The castle grounds are fantastic - beautifully kept, well manicured and complete with a pretty burn. There’s even the odd peacock roaming gracefully around.

The Hercules Garden is well worth a visit. Set over nine acres, the stunning walled garden area has been restored to its original Georgian design and boasts a beautiful Chinese bridge, landscaped ponds and an impressive orchard with more than 100 fruit trees.

Also within the castle grounds is Diana’s Grove - a tranquil wooded area and an adventure playground to keep the little ones entertained.

We retreat to the house to make dinner - quite a novelty using the Aga - and light the fire while relaxing with a glass of wine or two. An annexe provides a great area for older children to go to to watch TV and play board games - of which there are plenty available .

We have our evening meal in the rather grand dining room, overlooked by portraits of the many earls who once resided in the castle - then after a couple more drinks beside the roaring fire we retire.

Refreshed from a peaceful sleep - the only neighbours making any noise would be the cattle in the field - we head round to the castle for an early tour.

It’s already busy, with bus loads of foreign tourists eager to soak up this special piece of Scottish history.

We are greeted by our tour guide Mo Tracey. The castle, she tells us, dates back to 1269, though it has gone through many transformations over the years, where it became a Georgian mansion and a Victorian castle in the baronial style.

There are more than 30 rooms on display, with stories of the greatest Scottish historical figures unveiled along the way, from Mary Queen of Scots to Bonnie Prince Charlie, both of whom enjoyed the castle’s hospitality during their lifetimes.

The rooms themselves are stunning, the epitome of style with ornate period furnishings and impressive family portraits. We finish in the Victorian ballroom, a room oozing grandeur.

The afternoon is spent in the nearby town of Pitlochry, which is buzzing in the midst of tourist season, drawn by its mix of bars, restaurants and shops.

Dinner that evening is in the nearby Atholl Arms, a short walk from the entrance to the castle grounds. Again, the place is buzzing and we are lucky to get a table. It’s clear to see this part of the world is a popular place to visit in summer.

Next morning we have one last activity scheduled before having to say our goodbyes to our lovely countryside escape - a pony ride for my daughter.

The staff at the riding school are fantastic at putting her at ease as she gets on horseback for the first time in her young life.

A short stroll past the beautiful river, under a picturesque bridge and alongside the ancient graveyard and we are back to Old Blair, ready to bid farewell to the most breathtaking of beauty spots and a truly relaxing and wonderful weekend.

FACTFILE: Prices for October: 2 bedroom caravan holiday home £330 (short break) £545 (week); 3 bedroom CHH £380/£595.
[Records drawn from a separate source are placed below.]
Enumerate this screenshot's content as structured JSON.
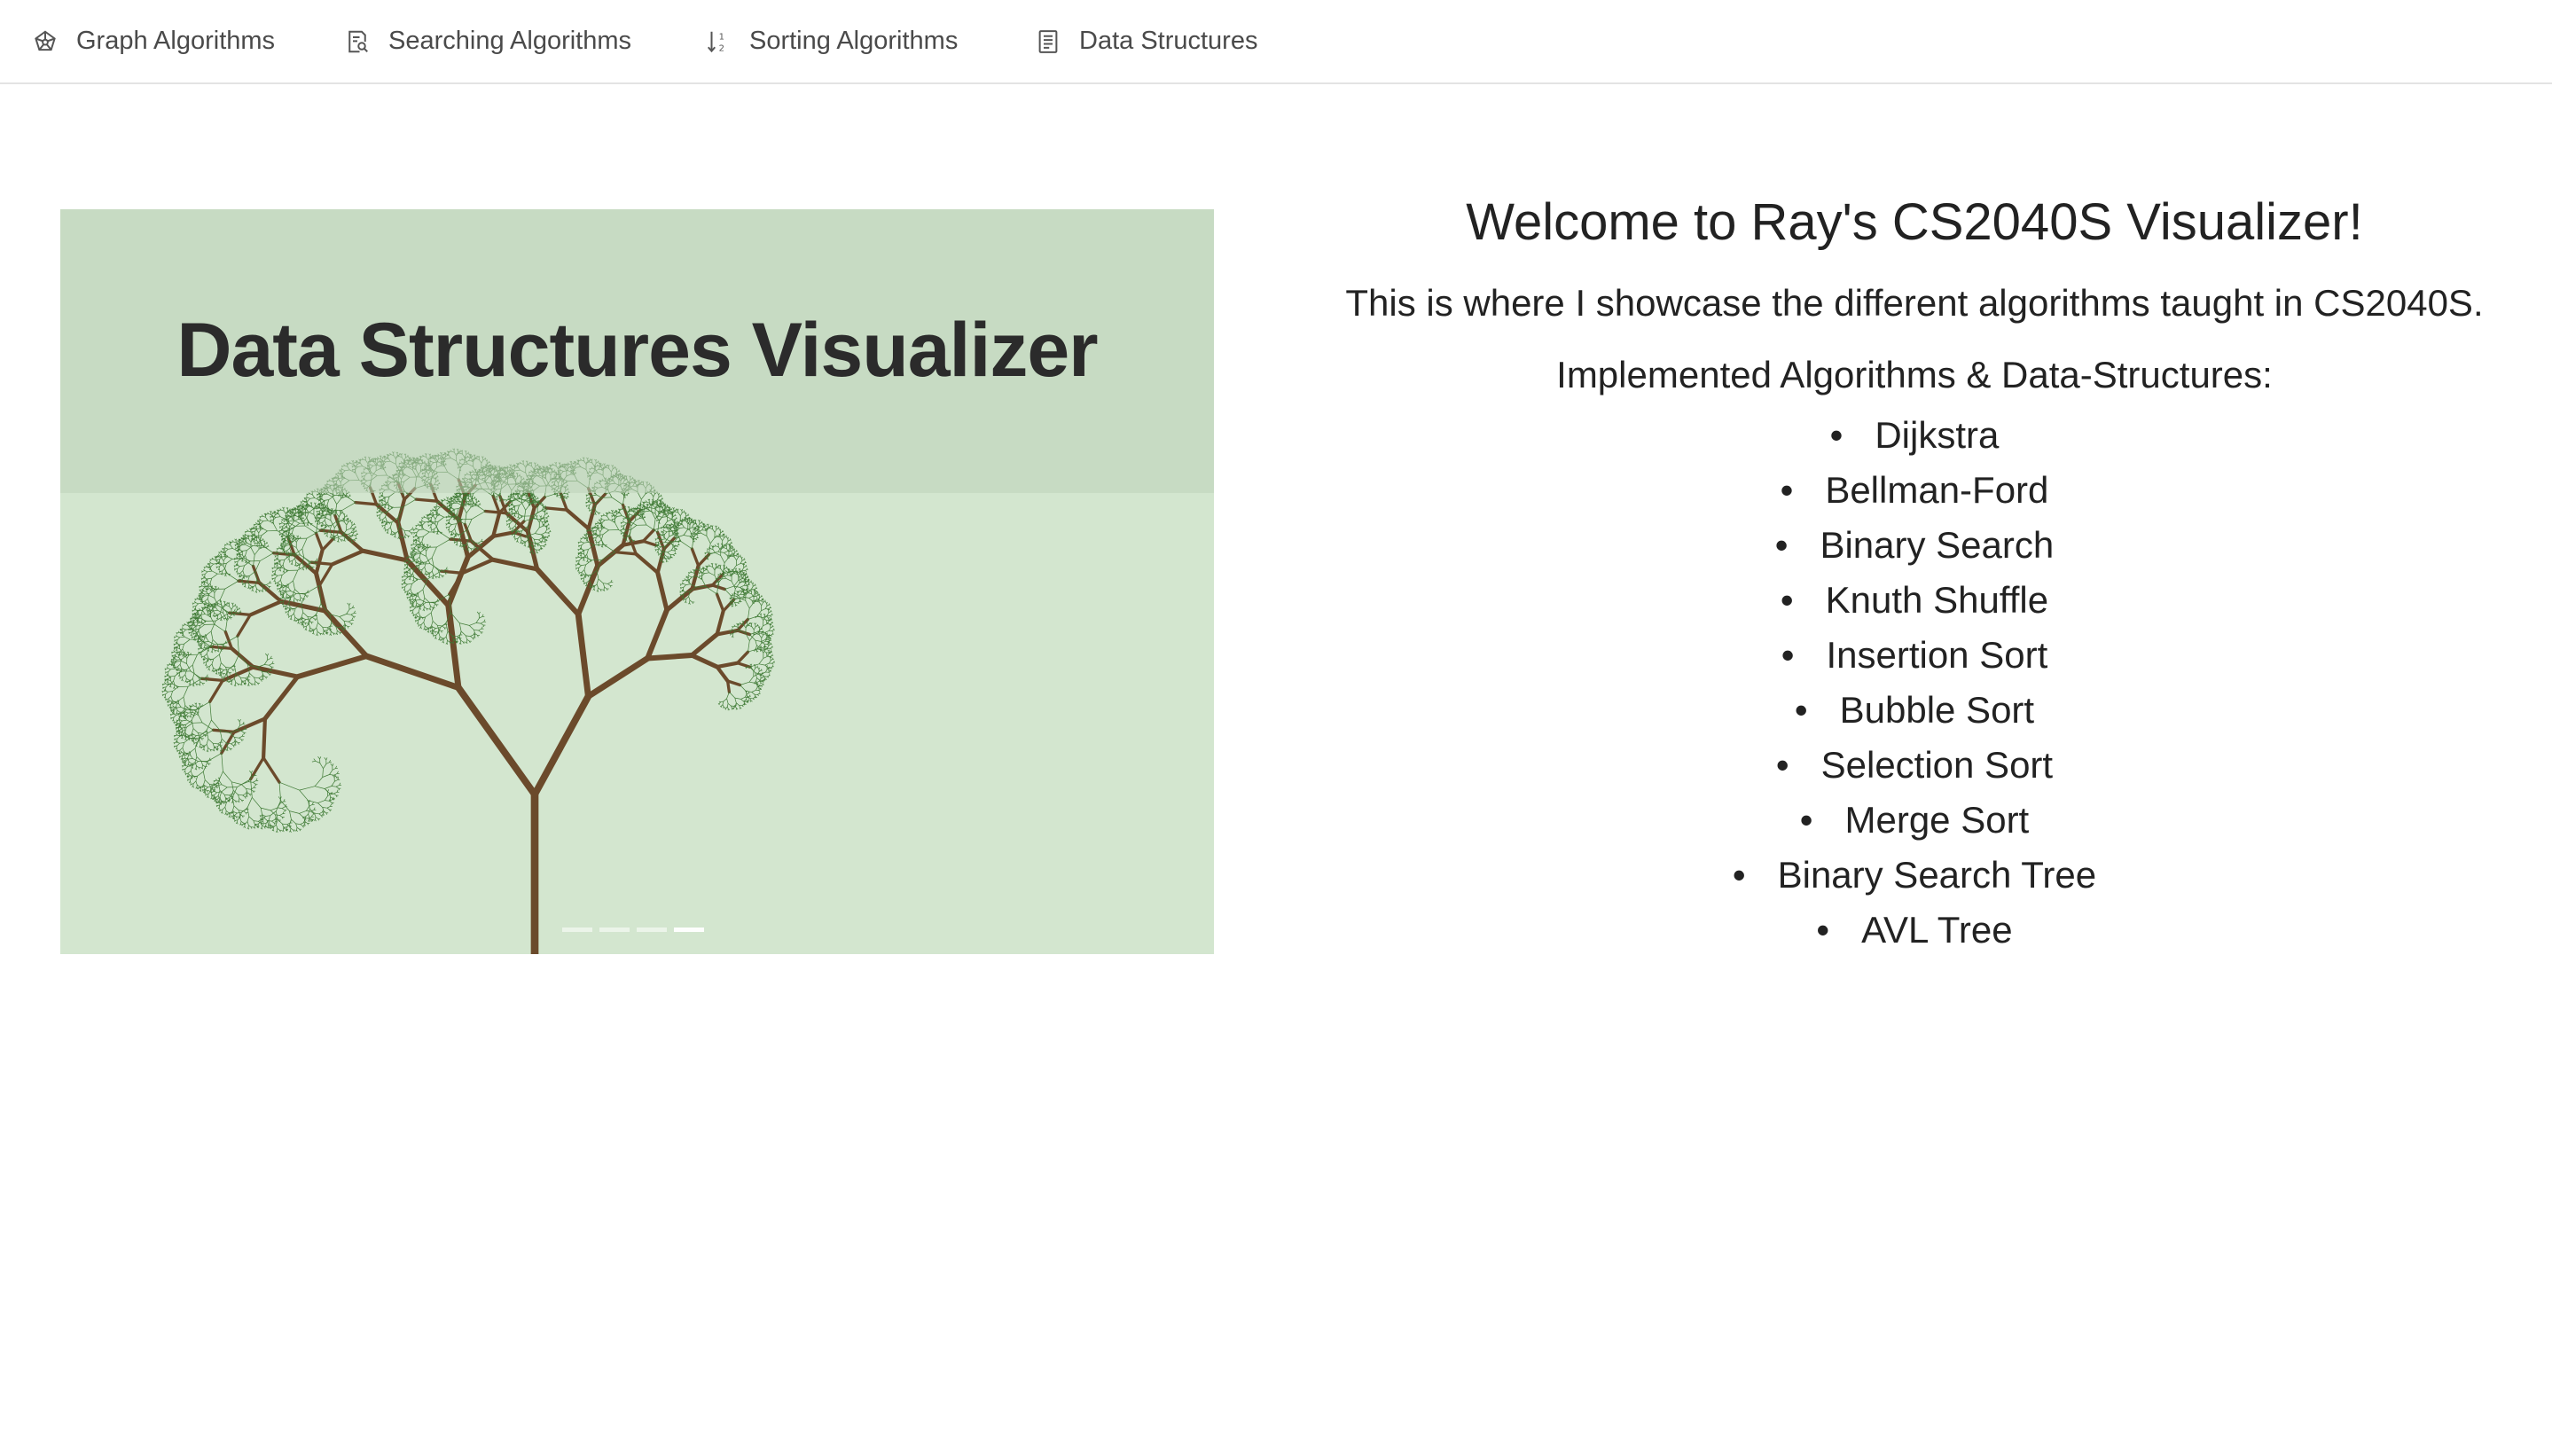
{
  "nav": {
    "items": [
      {
        "label": "Graph Algorithms",
        "icon": "graph-icon"
      },
      {
        "label": "Searching Algorithms",
        "icon": "search-doc-icon"
      },
      {
        "label": "Sorting Algorithms",
        "icon": "sort-icon"
      },
      {
        "label": "Data Structures",
        "icon": "list-doc-icon"
      }
    ]
  },
  "carousel": {
    "slide_title": "Data Structures Visualizer",
    "slide_count": 4,
    "active_index": 3
  },
  "intro": {
    "heading": "Welcome to Ray's CS2040S Visualizer!",
    "tagline": "This is where I showcase the different algorithms taught in CS2040S.",
    "implemented_heading": "Implemented Algorithms & Data-Structures:",
    "items": [
      "Dijkstra",
      "Bellman-Ford",
      "Binary Search",
      "Knuth Shuffle",
      "Insertion Sort",
      "Bubble Sort",
      "Selection Sort",
      "Merge Sort",
      "Binary Search Tree",
      "AVL Tree"
    ]
  },
  "colors": {
    "slide_bg": "#d3e6cf",
    "branch": "#6b4a2b",
    "leaf": "#3f7a35",
    "text": "#222222"
  }
}
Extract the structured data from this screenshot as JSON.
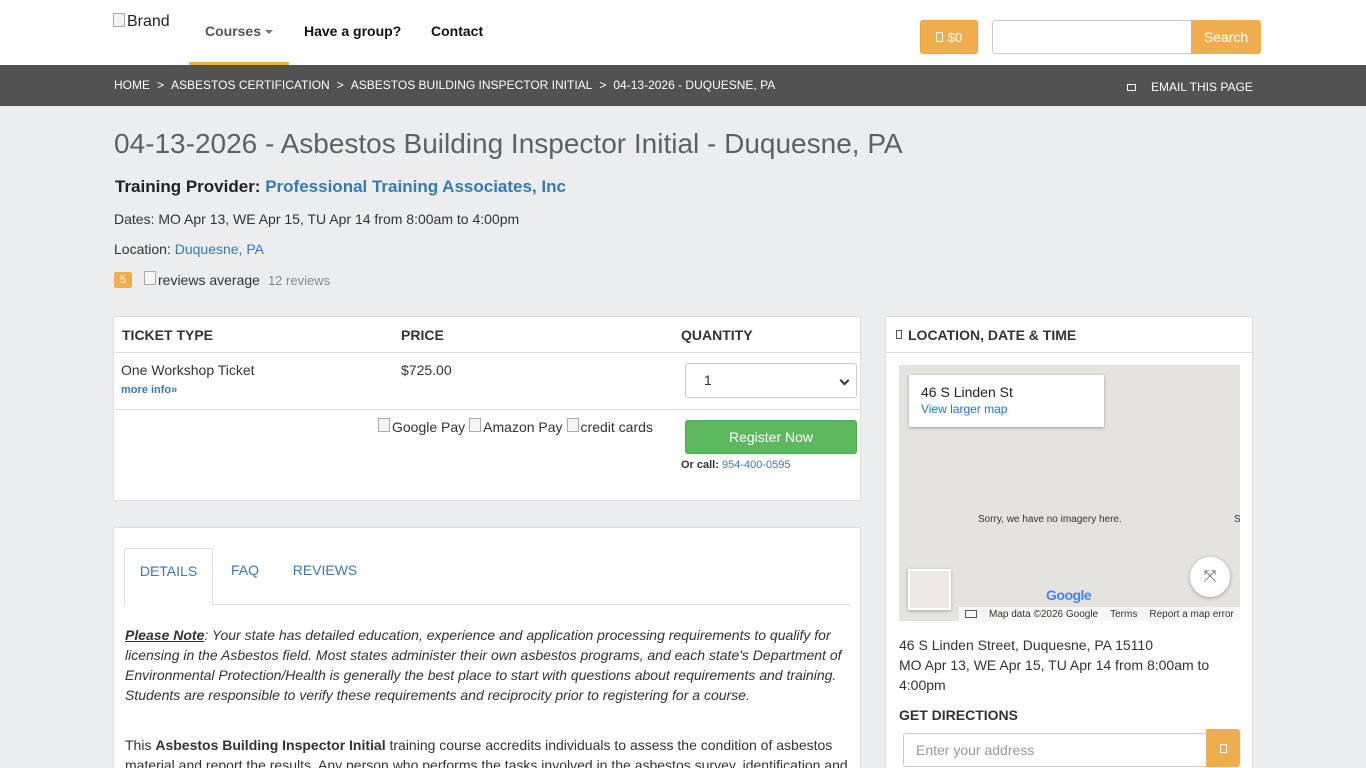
{
  "navbar": {
    "brand_alt": "Brand",
    "courses": "Courses",
    "have_group": "Have a group?",
    "contact": "Contact",
    "cart_amount": "$0",
    "search_placeholder": "",
    "search_button": "Search"
  },
  "breadcrumb": {
    "items": [
      "HOME",
      "ASBESTOS CERTIFICATION",
      "ASBESTOS BUILDING INSPECTOR INITIAL",
      "04-13-2026 - DUQUESNE, PA"
    ],
    "separator": ">",
    "email_page": "EMAIL THIS PAGE"
  },
  "course": {
    "title": "04-13-2026 - Asbestos Building Inspector Initial - Duquesne, PA",
    "provider_label": "Training Provider:",
    "provider_name": "Professional Training Associates, Inc",
    "dates": "Dates: MO Apr 13, WE Apr 15, TU Apr 14 from 8:00am to 4:00pm",
    "location_label": "Location:",
    "location_link": "Duquesne, PA",
    "rating": "5",
    "reviews_alt": "reviews average",
    "reviews_count": "12 reviews"
  },
  "ticket": {
    "head_type": "TICKET TYPE",
    "head_price": "PRICE",
    "head_quantity": "QUANTITY",
    "name": "One Workshop Ticket",
    "more_info": "more info»",
    "price": "$725.00",
    "quantity": "1",
    "pay_google": "Google Pay",
    "pay_amazon": "Amazon Pay",
    "pay_cards": "credit cards",
    "register": "Register Now",
    "or_call": "Or call:",
    "phone": "954-400-0595"
  },
  "details": {
    "tabs": [
      "DETAILS",
      "FAQ",
      "REVIEWS"
    ],
    "note_label": "Please Note",
    "note_text": ": Your state has detailed education, experience and application processing requirements to qualify for licensing in the Asbestos field. Most states administer their own asbestos programs, and each state's Department of Environmental Protection/Health is generally the best place to start with questions about requirements and training. Students are responsible to verify these requirements and reciprocity prior to registering for a course.",
    "desc_prefix": "This ",
    "desc_bold": "Asbestos Building Inspector Initial",
    "desc_rest": " training course accredits individuals to assess the condition of asbestos material and report the results. Any person who performs the tasks involved in the asbestos survey, identification and"
  },
  "sidebar": {
    "heading": "LOCATION, DATE & TIME",
    "map_address": "46 S Linden St",
    "map_larger": "View larger map",
    "map_sorry": "Sorry, we have no imagery here.",
    "map_s": "S",
    "google_logo": "Google",
    "map_data": "Map data ©2026 Google",
    "map_terms": "Terms",
    "map_report": "Report a map error",
    "full_address": "46 S Linden Street, Duquesne, PA 15110",
    "schedule": "MO Apr 13, WE Apr 15, TU Apr 14 from 8:00am to 4:00pm",
    "get_directions": "GET DIRECTIONS",
    "address_placeholder": "Enter your address"
  },
  "colors": {
    "accent": "#f0ad4e",
    "link": "#337ab7",
    "success": "#5cb85c",
    "breadcrumb_bg": "#525252"
  }
}
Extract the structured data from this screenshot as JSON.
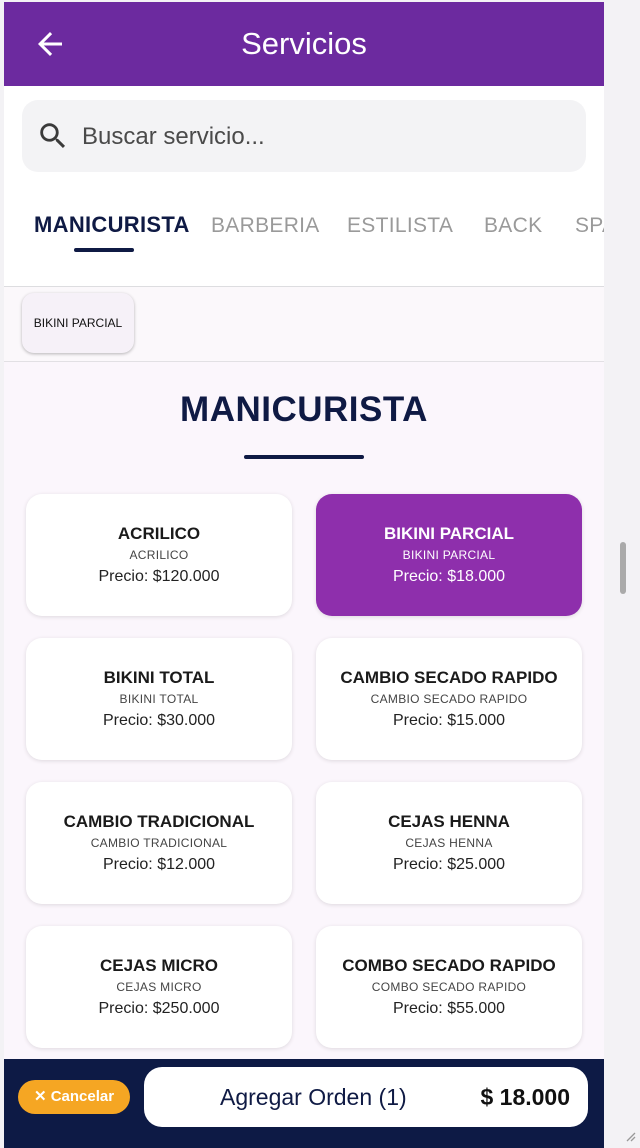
{
  "appbar": {
    "title": "Servicios"
  },
  "search": {
    "placeholder": "Buscar servicio..."
  },
  "tabs": [
    "MANICURISTA",
    "BARBERIA",
    "ESTILISTA",
    "BACK",
    "SPA"
  ],
  "chip": {
    "label": "BIKINI PARCIAL"
  },
  "section": {
    "title": "MANICURISTA"
  },
  "services": [
    {
      "name": "ACRILICO",
      "sub": "ACRILICO",
      "price": "Precio: $120.000"
    },
    {
      "name": "BIKINI PARCIAL",
      "sub": "BIKINI PARCIAL",
      "price": "Precio: $18.000"
    },
    {
      "name": "BIKINI TOTAL",
      "sub": "BIKINI TOTAL",
      "price": "Precio: $30.000"
    },
    {
      "name": "CAMBIO SECADO RAPIDO",
      "sub": "CAMBIO SECADO RAPIDO",
      "price": "Precio: $15.000"
    },
    {
      "name": "CAMBIO TRADICIONAL",
      "sub": "CAMBIO TRADICIONAL",
      "price": "Precio: $12.000"
    },
    {
      "name": "CEJAS HENNA",
      "sub": "CEJAS HENNA",
      "price": "Precio: $25.000"
    },
    {
      "name": "CEJAS MICRO",
      "sub": "CEJAS MICRO",
      "price": "Precio: $250.000"
    },
    {
      "name": "COMBO SECADO RAPIDO",
      "sub": "COMBO SECADO RAPIDO",
      "price": "Precio: $55.000"
    }
  ],
  "bottom": {
    "cancel_label": "Cancelar",
    "order_label": "Agregar Orden (1)",
    "total": "$ 18.000"
  },
  "colors": {
    "primary": "#6c2a9f",
    "selected": "#8e2fac",
    "navy": "#0f1a44",
    "accent": "#f5a623"
  }
}
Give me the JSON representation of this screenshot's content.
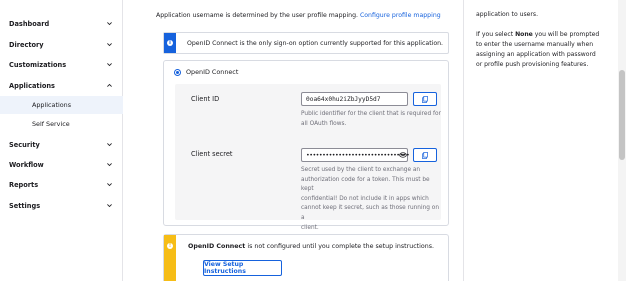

Blair Estate has a discount of 20% for caravan holiday homes only in October, subject to availability - quote EDINBURGH EVENING NEWS offer.

2 bedroom lodge £395/£645; 3 bedroom lodge £460/745

To book call 01796-481263 or visit